As states take important steps to lower prescription drug costs, at least six have implemented prescription drug affordability review initiatives, although approaches vary across states. The National Academy for State Health Policy (NASHP)’s new chart, Comparison of State Prescription Drug Affordability Review Initiatives, provides a road map of the diverse efforts taken by Maryland, Maine, New Hampshire, New York, Massachusetts, and Ohio.
Maryland’s PDAB Phased-in Approach
Maryland’s PDAB, enacted in 2019, was based on the NASHP model but initially limits the board’s ability to set upper payment limits to only public purchasers, pending approval by the state legislature. The landmark Maryland law also includes a phased-in approach that could eventually establish upper payment limits for all payers in the state, including the commercial market. The start-up cost for the Maryland PDAB is roughly $750,000 and covers five full-time employees. The funding mechanism for Maryland’s board was vetoed by Gov. Larry Hogan, however the General Assembly recently overrode the veto.
In determining whether a drug is unaffordable, the Maryland board can consider a variety of factors, including:
- The wholesale acquisition cost (manufacturers’ list price) or another relevant drug cost index;
- Average rebates provided to health plans, pharmacies, and pharmacy benefit managers;
- Net drug prices; and
- Average patient copay.
In its early meetings, the board began to outline a list of potential drug pricing data sources it will need to access in order to determine an appropriate upper payment limit.
State Approaches that Leverage Purchasing Power
Maine and New Hampshire have also enacted laws creating their own unique PDABs. While these boards are called PDABs, it is important to note that, unlike Maryland, they do not have the authority to set payment limits, but are instead focused on leveraging public purchasing power to lower drug costs.
To accomplish that mission, Maine and New Hampshire’s boards are charged with recommending strategies for public purchasers to lower the cost of prescription drugs in order to meet drug spending targets that will be established by the boards. Ohio enacted a law creating a Prescription Drug Transparency and Affordability Council, but the law does not aim to set upper payment limits. Instead, it established a group of stakeholders to provide recommendations to the governor and legislature on actions that could lower drug costs in Ohio.
In addition to the models described above, New York and Massachusetts are engaged in affordability review initiatives that focus on drugs purchased by their states’ Medicaid agencies. As NASHP’s new chart shows, New York and Massachusetts use affordability reviews and direct negotiations with drug manufacturers to attain supplemental rebates on high-cost drugs.
Using Canadian Prices to Set Upper Payment Limits
NASHP’s model legislation’s key strategy was to set enforceable upper payment limits for prescription drugs in order to rein in drug prices. However, particularly with COVID-19’s impact on state budgets, not every state has the resources and capacity to establish a new entity to oversee the robust review of drug costs necessary to establish upper payment limits through a PDAB. During the 2020 legislative session, Washington Gov. Jay Inslee vetoed a number of bills based on cost concerns, including a measure that would have established a PDAB.
In the current 2021 legislative session, four states have introduced bills to establish a PDAB but others have refrained due to budget constraints.
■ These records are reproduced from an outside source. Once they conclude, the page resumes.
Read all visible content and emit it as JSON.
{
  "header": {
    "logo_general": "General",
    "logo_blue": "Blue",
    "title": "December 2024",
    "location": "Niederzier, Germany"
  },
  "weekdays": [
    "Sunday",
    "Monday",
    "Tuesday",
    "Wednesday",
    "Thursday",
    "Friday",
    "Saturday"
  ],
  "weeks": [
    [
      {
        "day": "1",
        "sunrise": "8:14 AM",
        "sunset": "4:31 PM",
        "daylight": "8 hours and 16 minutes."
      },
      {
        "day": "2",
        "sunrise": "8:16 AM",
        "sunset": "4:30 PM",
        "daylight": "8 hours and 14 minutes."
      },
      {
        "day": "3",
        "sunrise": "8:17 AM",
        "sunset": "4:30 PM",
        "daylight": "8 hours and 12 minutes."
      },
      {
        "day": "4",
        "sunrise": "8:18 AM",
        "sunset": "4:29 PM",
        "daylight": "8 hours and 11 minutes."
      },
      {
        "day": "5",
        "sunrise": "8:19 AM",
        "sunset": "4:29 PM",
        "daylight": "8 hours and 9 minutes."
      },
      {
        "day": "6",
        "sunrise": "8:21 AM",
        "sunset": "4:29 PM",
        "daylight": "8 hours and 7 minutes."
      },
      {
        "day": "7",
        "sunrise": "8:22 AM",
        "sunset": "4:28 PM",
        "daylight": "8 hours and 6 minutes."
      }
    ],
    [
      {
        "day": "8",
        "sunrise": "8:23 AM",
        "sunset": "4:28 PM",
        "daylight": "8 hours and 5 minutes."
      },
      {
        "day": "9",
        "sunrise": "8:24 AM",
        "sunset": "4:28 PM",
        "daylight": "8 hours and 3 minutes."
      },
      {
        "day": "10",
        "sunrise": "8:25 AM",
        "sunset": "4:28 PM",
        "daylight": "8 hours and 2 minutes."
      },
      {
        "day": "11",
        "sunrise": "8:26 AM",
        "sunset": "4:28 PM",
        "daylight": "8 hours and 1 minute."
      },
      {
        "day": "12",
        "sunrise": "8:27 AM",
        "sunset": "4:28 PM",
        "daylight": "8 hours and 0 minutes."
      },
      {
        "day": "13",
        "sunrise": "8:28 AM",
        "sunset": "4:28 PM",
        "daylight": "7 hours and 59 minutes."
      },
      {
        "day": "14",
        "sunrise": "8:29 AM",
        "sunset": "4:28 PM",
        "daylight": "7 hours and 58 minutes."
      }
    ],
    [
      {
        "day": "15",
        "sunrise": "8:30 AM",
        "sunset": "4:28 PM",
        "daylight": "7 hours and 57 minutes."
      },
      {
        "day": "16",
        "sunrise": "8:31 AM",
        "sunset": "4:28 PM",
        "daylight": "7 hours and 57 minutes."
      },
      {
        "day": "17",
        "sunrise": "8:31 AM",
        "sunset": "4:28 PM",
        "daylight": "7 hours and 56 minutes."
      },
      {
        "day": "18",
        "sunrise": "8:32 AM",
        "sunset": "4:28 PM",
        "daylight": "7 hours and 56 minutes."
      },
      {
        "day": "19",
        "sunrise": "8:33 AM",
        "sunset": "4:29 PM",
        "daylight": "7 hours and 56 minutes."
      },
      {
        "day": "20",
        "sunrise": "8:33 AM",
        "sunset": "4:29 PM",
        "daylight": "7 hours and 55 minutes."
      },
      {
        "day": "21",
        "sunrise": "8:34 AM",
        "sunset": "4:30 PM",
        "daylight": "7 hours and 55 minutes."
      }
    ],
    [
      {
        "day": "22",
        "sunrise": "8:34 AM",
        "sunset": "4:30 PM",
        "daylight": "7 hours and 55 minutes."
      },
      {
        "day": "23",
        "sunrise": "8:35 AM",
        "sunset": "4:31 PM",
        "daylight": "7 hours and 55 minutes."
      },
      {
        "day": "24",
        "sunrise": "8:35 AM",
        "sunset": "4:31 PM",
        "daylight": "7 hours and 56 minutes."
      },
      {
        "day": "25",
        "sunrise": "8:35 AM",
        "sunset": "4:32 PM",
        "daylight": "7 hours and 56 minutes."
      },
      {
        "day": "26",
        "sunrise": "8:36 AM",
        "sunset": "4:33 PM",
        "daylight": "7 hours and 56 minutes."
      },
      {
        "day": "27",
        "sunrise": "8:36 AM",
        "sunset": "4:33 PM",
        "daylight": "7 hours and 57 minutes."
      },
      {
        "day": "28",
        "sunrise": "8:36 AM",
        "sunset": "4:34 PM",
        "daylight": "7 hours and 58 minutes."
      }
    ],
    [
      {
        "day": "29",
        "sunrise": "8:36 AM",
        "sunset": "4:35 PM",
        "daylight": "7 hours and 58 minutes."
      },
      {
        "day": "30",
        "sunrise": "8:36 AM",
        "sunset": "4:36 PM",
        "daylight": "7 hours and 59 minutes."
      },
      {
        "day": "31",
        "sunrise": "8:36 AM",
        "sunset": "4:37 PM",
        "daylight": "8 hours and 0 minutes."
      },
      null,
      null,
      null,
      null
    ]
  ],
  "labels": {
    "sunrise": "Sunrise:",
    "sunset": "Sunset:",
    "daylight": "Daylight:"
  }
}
To support states facing those budget pressures, NASHP has also released a less costly, alternative approach to setting an upper payment limit – NASHP’s international reference rate model.
Using Canadian drug prices, the model allows a state insurance department to set an upper payment limit for up to 250 high-cost drugs (determined by drug price times utilization). A state could revise the model and use an affordability board structure as well. Canadian prices, which are established with reference to prices in various comparable countries, offer a less costly and labor-intensive process of determining upper payment limits.
Lawmakers in five states (HI, ME, OK, ND, and RI) have introduced or pre-filed bills based on the NASHP’s international reference rate model legislation and more bills are expected to be filed. To learn more about NASHP’s legislative models to curb drug costs and estimated savings from each of them, please contact Jennifer Reck.